Climate change poses a number of risks to the UK’s national security, both direct and indirect. One of the indirect risks highlighted by the scientific community is that to the UK’s energy security, due to increasing dependence on imports. Achieving self-sufficiency in energy production potentially could deliver significant security benefits by addressing the risks that stem from import dependency, quite apart from the wider importance of transitioning to a zero-carbon economy as the UK’s contribution to limiting the warming of the planet. Such benefits might include proofing the UK against sharp and unplanned reductions of supply from specific countries and regions, either due to instability or attempts at political coercion, and more generally insulating the UK from price shocks in the global energy market. This may also yield dividends in terms of resilience. At the same time, decarbonisation has the potential to increase political instability in certain regions, not least the Middle East and North Africa, depending on how effectively major hydrocarbon exporters are able to adapt. This also has direct and indirect implications for the UK’s energy security.

Key Points

  • Having been a net energy exporter for  most of the period 1981 to 2004, the UK currently relies on imports to meet over 35% of its energy requirements.
  • The dominant energy exporter to the UK is Norway, although the OPEC states are also an important source of both primary oils and Liquified Natural Gas (LNG). Russia is overall not a critical energy supplier to the UK.
  • A changing climate poses significant risks to both maritime transport of energy suppliers and centralised domestic energy infrastructure such as electricity generation plants.
  • Climate change and efforts at decarbonisation pose potentially significant political risks to the OPEC states if they are not able to diversify their economies.
  • Risks associated with a revived UK nuclear energy sector would tend to increase with climate change. Geopolitical risks related to financing, technology are also significant.
  • Transitioning to a zero-carbon and distributed renewable energy and transport infrastructure will reduce British exposure to such risks.

Image credit: Rob Farrow/Wikimedia Commons. 

About the Author

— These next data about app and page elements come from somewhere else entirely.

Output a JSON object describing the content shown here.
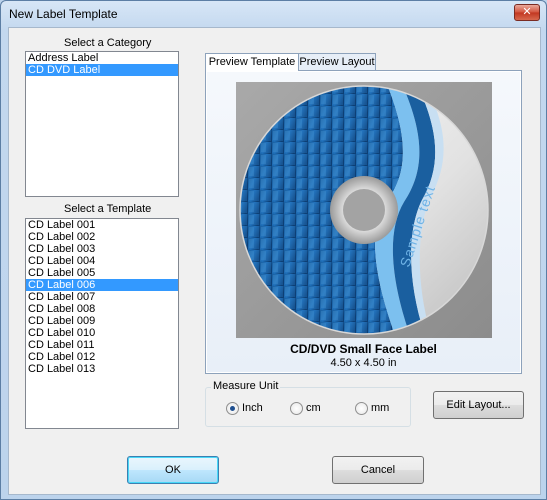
{
  "window": {
    "title": "New Label Template",
    "close_glyph": "✕"
  },
  "category": {
    "caption": "Select a Category",
    "items": [
      {
        "label": "Address Label",
        "selected": false
      },
      {
        "label": "CD DVD Label",
        "selected": true
      }
    ]
  },
  "template": {
    "caption": "Select a Template",
    "items": [
      {
        "label": "CD Label 001",
        "selected": false
      },
      {
        "label": "CD Label 002",
        "selected": false
      },
      {
        "label": "CD Label 003",
        "selected": false
      },
      {
        "label": "CD Label 004",
        "selected": false
      },
      {
        "label": "CD Label 005",
        "selected": false
      },
      {
        "label": "CD Label 006",
        "selected": true
      },
      {
        "label": "CD Label 007",
        "selected": false
      },
      {
        "label": "CD Label 008",
        "selected": false
      },
      {
        "label": "CD Label 009",
        "selected": false
      },
      {
        "label": "CD Label 010",
        "selected": false
      },
      {
        "label": "CD Label 011",
        "selected": false
      },
      {
        "label": "CD Label 012",
        "selected": false
      },
      {
        "label": "CD Label 013",
        "selected": false
      }
    ]
  },
  "tabs": [
    {
      "label": "Preview Template",
      "active": true
    },
    {
      "label": "Preview Layout",
      "active": false
    }
  ],
  "preview": {
    "disc_text": "Sample text",
    "label_name": "CD/DVD Small Face Label",
    "label_size": "4.50 x 4.50 in"
  },
  "measure_unit": {
    "legend": "Measure Unit",
    "options": [
      {
        "label": "Inch",
        "checked": true
      },
      {
        "label": "cm",
        "checked": false
      },
      {
        "label": "mm",
        "checked": false
      }
    ]
  },
  "buttons": {
    "edit_layout": "Edit Layout...",
    "ok": "OK",
    "cancel": "Cancel"
  },
  "colors": {
    "selection": "#3399ff",
    "disc_blue": "#1f6fb8",
    "disc_accent": "#7cc0ef"
  }
}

Oliver Scanlan is the Senior Programme Officer on the Sustainable Security programme at Oxford Research Group (ORG). He has worked in research and advocacy roles in the international development sector for the last ten years, with a South Asia focus. He has studied Asian politics and history at the Universities of Durham, Amsterdam and Renmin University, Beijing.